It’s Easy Being Green: Green Is the new Black
Nobody wants their clothes to look trashy—least of all, fashion designers—but amid the excitement of 2011’s New York Fashion Week, the pejorative might not be so much of an insult. Exhibits like that of designer Nancy Judd feature high-end garments made from cassette tape, junk mail, and plastic bags.

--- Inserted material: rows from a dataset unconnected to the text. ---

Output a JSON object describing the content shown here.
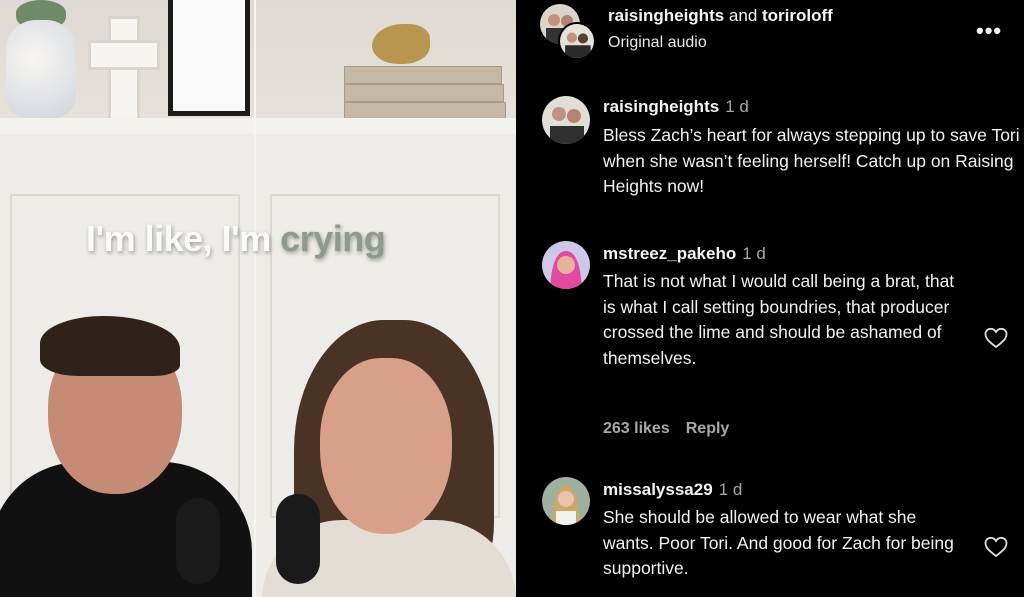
{
  "video": {
    "caption_plain": "I'm like, I'm ",
    "caption_highlight": "crying"
  },
  "post": {
    "authors_primary": "raisingheights",
    "authors_joiner": " and ",
    "authors_secondary": "toriroloff",
    "audio_label": "Original audio",
    "more_icon": "more-horizontal-icon"
  },
  "comments": [
    {
      "username": "raisingheights",
      "time": "1 d",
      "text": "Bless Zach’s heart for always stepping up to save Tori when she wasn’t feeling herself! Catch up on Raising Heights now!",
      "likes": "",
      "reply": ""
    },
    {
      "username": "mstreez_pakeho",
      "time": "1 d",
      "text": "That is not what I would call being a brat, that is what I call setting boundries, that producer crossed the lime and should be ashamed of themselves.",
      "likes": "263 likes",
      "reply": "Reply"
    },
    {
      "username": "missalyssa29",
      "time": "1 d",
      "text": "She should be allowed to wear what she wants. Poor Tori. And good for Zach for being supportive.",
      "likes": "",
      "reply": ""
    }
  ],
  "colors": {
    "background": "#000000",
    "text": "#f5f5f5",
    "muted": "#a8a8a8",
    "caption_highlight": "#8f9a8e"
  }
}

Indeed, designers at this year’s Mercedes-Benz Fashion Week, or New York Fashion Week as many call it, are making it abundantly clear that green is the new black. The models for John Patrick Organic’s exhibit strutted down the runway in pieces whose origins can be traced on Sourcemap, a web resource that provides information about supply chains. The designer said his adventurous spring 2012 collection, which derives influences from earthy archetypes like the scientist, the traveler, and the wanderer, “is a metaphor for the journey our planet is engaged in.”
Commentators have remarked that the juxtaposition of “artificial” and “natural” is a central theme to this season’s fashion week. Designers are pairing digital prints with flowing fabrics and silhouettes.

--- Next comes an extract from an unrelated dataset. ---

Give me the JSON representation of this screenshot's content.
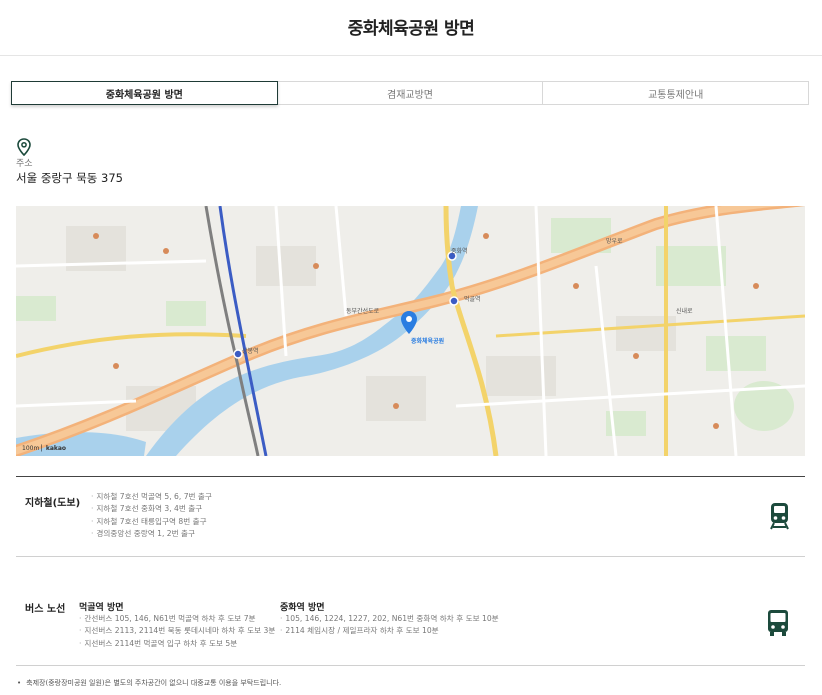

And speaking of natural fabrics, designer Samantha Pleet capitalized on sustainable fabric for her spring/summer 2012 collection, utilizing organic cotton and silks. Likewise, Leanne Marshall, the Season 5 winner of the popular television show “Project Runway,” structured cocktail dresses with bamboo jersey and hemp silk.

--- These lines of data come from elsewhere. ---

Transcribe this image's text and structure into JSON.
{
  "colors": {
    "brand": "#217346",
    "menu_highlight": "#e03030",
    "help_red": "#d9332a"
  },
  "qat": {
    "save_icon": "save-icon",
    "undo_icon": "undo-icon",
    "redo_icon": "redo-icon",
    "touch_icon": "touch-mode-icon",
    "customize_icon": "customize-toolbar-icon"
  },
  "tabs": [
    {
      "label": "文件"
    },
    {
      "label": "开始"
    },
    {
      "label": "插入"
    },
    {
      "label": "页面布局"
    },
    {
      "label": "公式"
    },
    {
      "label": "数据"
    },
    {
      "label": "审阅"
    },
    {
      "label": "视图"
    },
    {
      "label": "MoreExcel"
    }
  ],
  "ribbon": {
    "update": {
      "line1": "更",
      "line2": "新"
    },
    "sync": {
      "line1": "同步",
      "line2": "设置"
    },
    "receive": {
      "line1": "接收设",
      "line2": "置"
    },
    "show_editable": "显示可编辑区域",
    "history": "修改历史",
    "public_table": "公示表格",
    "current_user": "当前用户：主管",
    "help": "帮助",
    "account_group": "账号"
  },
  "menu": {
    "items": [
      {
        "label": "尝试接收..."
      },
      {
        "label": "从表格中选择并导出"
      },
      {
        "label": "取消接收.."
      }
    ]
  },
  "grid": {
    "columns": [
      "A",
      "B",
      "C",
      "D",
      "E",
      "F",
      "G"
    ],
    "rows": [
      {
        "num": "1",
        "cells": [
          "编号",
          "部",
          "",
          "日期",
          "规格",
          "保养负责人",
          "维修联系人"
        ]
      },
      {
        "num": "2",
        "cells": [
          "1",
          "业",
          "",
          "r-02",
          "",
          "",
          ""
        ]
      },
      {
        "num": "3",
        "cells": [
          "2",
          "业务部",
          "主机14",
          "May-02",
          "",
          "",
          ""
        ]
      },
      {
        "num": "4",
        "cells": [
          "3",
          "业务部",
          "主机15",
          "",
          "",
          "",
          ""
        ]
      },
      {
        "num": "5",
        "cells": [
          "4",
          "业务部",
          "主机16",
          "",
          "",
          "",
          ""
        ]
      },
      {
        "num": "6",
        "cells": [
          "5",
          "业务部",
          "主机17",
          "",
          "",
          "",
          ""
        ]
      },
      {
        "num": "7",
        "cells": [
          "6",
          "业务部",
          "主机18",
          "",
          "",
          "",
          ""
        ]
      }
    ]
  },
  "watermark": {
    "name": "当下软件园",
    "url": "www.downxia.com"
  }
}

Suzanne Rae, known for designing with eco-friendly fabrics like hemp and wool, will also showcase silk in a collection that hearkens back to 19th-century Japan. In discussing her influences, Rae said she had been upset over the tragedies that had befallen the country, drawing attention—inadvertently or otherwise—to climate issues and nuclear safety.
U2 lead singer Bono and his wife have also gotten in on the action, founding Edun, whose aim is to improve trade in Africa. Edun’s collection features African-inspired prints, and this year Kenyan artisan nuns helped manufacture 37 percent of the collection in Africa. The line also flaunts organic cotton and silks, hand-dyed in Mali.
If one must accessorize—and one must—designers have stepped up to the plate to create beautiful jewelry from recycled metals. Ute Decker, Ash Hilton, and Jane Hollinger, among others, have crafted bracelets, necklaces, and earrings from recycled gold and silver. Andrea Bonelli goes so far as to incorporate ethically mined gems into her designs.
Green is definitely in, as top designers are broadening their environmental conscience beyond clothing and accessories. New Yorkers wishing to get around in an energy-conscious manner while remaining fabulous can ride bikes decorated by Betsey Johnson and Izaac Mizrahi. Attendees of New York’s Fashion Week can ride these bikes for free for one hour (after which there is a $1,100 penalty).
The fashion industry’s tilt toward greener practices might already be familiar to you: Last winter’s fashion week also emphasized greener designs, signaling a trend toward environmentally conscious high fashion. Hopefully, the continuity means that eco-friendly fashion trends won’t be going out of style anytime soon. Now, if only the price tags were wallet-friendly, too.